#### Required action
Your reply should hold every entry below exactly as written and none of the pictures.

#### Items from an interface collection
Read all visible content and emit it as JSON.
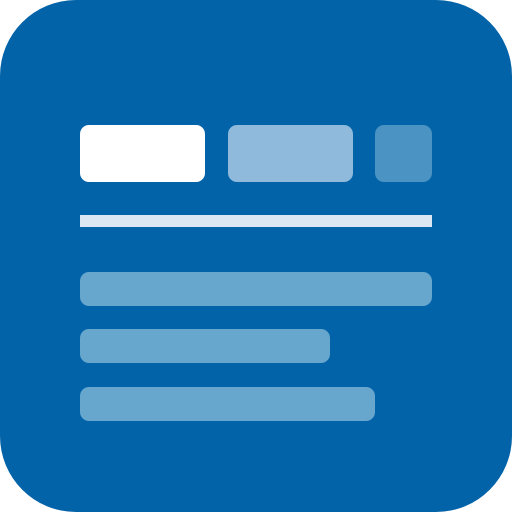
{
  "icon": {
    "name": "document-list-app-icon",
    "background_color": "#0263a8"
  },
  "tabs": [
    {
      "name": "active-tab",
      "color": "#ffffff"
    },
    {
      "name": "secondary-tab",
      "color": "#8fbadb"
    },
    {
      "name": "small-tab",
      "color": "#4b93c3"
    }
  ],
  "divider": {
    "color": "#dbe8f3"
  },
  "content_lines": [
    {
      "name": "content-line-1",
      "color": "#67a6cd"
    },
    {
      "name": "content-line-2",
      "color": "#67a6cd"
    },
    {
      "name": "content-line-3",
      "color": "#67a6cd"
    }
  ]
}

#### Your response
Read all visible content and emit it as JSON.
{
  "icon": {
    "name": "document-list-app-icon",
    "background_color": "#0263a8"
  },
  "tabs": [
    {
      "name": "active-tab",
      "color": "#ffffff"
    },
    {
      "name": "secondary-tab",
      "color": "#8fbadb"
    },
    {
      "name": "small-tab",
      "color": "#4b93c3"
    }
  ],
  "divider": {
    "color": "#dbe8f3"
  },
  "content_lines": [
    {
      "name": "content-line-1",
      "color": "#67a6cd"
    },
    {
      "name": "content-line-2",
      "color": "#67a6cd"
    },
    {
      "name": "content-line-3",
      "color": "#67a6cd"
    }
  ]
}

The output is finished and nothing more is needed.